You can draw a straight line from the racial tensions in this country from the year my mom was born (1944 if you’re not a numbers person), the year I was born (1982), the year my grandmother was born (1928), and so on to the racially charged events in Ferguson and around the country. Like I am witnessing now, they all saw and had their Trayvon Martin and Michael Brown moments—one was named Emmett Till. They have felt the pain I now feel in my chest every time I take a breath, every time I walk past the black hoodie in my closet I no longer feel safe to wear in public, every time the police pull behind me (I was stopped last month for a delayed turn signal), every time I am stared at when I meet with supervisor on the affluent side of Austin and I am the only African-American person in the building.
It doesn’t bother my mother anymore because as Dr. King said years ago, “We asked a generation to place their faith in a system that has proven to be unfaithful.”
If you’re wondering what that “good movie” was, so am I. There were good moments in history. Reconstruction, but the sequel was Jim Crow. Then there was the Civil Rights Movement, but the sequel or sequels, was the assassination of every leader in the Black community and every non-black leader that championed equality and justice. I don’t know if we ever got that “good movie,” but I know we have had some terrible sequels.

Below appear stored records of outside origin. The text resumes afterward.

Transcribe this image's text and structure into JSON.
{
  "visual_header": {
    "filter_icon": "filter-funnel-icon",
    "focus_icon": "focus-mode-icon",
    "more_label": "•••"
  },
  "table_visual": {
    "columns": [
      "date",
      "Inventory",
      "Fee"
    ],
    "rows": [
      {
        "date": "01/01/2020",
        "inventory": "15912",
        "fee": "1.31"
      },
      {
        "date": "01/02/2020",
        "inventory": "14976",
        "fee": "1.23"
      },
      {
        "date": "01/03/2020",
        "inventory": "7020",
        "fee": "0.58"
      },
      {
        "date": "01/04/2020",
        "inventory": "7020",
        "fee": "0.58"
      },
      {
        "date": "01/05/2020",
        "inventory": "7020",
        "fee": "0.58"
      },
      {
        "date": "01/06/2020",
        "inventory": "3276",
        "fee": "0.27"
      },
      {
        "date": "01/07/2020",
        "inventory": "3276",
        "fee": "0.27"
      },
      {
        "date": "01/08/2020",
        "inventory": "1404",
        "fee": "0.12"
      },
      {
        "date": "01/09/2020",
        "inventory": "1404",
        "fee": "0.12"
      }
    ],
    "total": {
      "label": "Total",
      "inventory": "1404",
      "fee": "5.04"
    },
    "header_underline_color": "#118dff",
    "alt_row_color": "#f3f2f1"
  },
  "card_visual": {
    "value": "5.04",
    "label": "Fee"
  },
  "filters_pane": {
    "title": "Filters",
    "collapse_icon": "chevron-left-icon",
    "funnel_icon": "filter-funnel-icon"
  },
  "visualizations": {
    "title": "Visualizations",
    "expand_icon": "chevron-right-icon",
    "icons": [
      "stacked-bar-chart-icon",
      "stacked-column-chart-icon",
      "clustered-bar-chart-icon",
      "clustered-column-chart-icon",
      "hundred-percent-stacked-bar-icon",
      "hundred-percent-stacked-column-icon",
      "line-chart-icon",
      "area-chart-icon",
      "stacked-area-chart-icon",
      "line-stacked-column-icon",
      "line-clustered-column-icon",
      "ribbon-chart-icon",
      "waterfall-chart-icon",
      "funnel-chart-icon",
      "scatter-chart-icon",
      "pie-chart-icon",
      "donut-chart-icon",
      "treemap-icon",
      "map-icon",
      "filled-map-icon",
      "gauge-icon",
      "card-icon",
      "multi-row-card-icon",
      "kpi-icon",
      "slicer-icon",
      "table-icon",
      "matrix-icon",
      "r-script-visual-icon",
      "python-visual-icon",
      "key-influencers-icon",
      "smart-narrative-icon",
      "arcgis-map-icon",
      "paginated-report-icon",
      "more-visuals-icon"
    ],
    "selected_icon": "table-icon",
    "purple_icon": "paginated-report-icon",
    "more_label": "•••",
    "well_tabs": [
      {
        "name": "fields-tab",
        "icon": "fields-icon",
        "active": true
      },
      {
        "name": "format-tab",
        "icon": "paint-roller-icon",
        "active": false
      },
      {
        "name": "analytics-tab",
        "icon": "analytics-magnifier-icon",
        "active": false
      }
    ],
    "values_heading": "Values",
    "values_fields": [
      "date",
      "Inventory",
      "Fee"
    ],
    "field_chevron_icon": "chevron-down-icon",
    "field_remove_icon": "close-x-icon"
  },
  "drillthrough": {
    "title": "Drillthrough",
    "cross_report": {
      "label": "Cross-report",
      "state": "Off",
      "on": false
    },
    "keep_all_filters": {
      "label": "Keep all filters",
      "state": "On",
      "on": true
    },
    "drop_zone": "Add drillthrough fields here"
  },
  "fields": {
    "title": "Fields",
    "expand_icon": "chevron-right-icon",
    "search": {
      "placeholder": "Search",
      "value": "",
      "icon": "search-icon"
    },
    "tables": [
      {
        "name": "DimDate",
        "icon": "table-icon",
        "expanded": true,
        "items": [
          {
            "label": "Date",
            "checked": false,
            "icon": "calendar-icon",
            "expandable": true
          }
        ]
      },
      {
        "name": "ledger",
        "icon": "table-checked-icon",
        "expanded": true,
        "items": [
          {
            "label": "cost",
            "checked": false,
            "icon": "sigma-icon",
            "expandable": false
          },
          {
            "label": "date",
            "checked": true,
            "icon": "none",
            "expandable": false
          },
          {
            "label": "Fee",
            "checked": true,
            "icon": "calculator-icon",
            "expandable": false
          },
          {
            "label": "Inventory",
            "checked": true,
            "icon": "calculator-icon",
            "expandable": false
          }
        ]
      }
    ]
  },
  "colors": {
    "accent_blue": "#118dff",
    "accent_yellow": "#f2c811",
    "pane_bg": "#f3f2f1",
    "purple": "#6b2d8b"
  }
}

The saddest part for me is that in a few weeks, life will return to normal for most communities except the African-American community. People will forget names, details, events. Selfies will resume on social media. Pastors will start promoting their books, none of which addressing systemic issues, racial reconciliation, poverty, or justice. Diverse communities and campuses will start to lose some Black people and won’t understand why.
But African-American people, Christian or otherwise, will walk slower, with a little more fear, a little more sadness, and a little less hope.
You see, there is another sequel coming. It’s only a matter of time. When it does happen, the next racially charged incident involving lethal force, I will remember my mother’s smile and peaceful hopeless acceptance that our lives as African-American people in this country are less valuable. Our concerns, dismissed as nonsense.
Some sequels we leave sad, because we had such high hopes this time would be different. But it didn’t happen. We got an unarmed dead teen left in the street bleeding for four and a half hours, his vilified character portrayal in the media, an official doing his civic duty, dismissal of systemic issues and widespread coverage of the riots. We hoped it would be different but it wasn’t.
We just got a bad sequel.
If you’re looking for practical steps to respond:
Read The New Jim Crow by: Michelle Alexander
- Go. Immerse yourself in Black culture. Seek to listen and understand without critique.
- Pray. Pray for the healing of racial tension in the country. This isn’t a “move forward from here” time. We are moving backwards. We must heal first before we move forward.
– Sean M. Watkins